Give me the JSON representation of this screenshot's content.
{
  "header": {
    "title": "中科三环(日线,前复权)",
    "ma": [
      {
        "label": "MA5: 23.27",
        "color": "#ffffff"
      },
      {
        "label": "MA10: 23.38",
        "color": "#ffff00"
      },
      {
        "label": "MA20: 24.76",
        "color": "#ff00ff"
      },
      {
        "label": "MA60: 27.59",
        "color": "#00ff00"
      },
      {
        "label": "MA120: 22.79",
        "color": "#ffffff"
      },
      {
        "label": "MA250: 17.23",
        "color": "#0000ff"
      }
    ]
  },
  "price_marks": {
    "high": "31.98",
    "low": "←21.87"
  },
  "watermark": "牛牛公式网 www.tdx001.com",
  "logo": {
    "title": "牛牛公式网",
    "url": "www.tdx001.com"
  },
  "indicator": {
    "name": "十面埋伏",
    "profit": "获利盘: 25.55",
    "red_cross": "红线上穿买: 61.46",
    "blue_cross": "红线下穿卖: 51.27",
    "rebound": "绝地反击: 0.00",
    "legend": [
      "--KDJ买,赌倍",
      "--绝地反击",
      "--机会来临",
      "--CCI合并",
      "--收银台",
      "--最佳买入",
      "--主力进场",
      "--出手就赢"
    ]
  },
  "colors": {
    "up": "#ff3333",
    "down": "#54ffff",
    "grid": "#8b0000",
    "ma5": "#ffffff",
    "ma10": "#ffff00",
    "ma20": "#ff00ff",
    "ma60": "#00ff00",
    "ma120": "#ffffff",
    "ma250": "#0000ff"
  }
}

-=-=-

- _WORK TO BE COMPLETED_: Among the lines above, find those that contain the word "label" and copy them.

- _RESULT FOR THIS TASK_:
        "label": "MA5: 23.27",
        "label": "MA10: 23.38",
        "label": "MA20: 24.76",
        "label": "MA60: 27.59",
        "label": "MA120: 22.79",
        "label": "MA250: 17.23",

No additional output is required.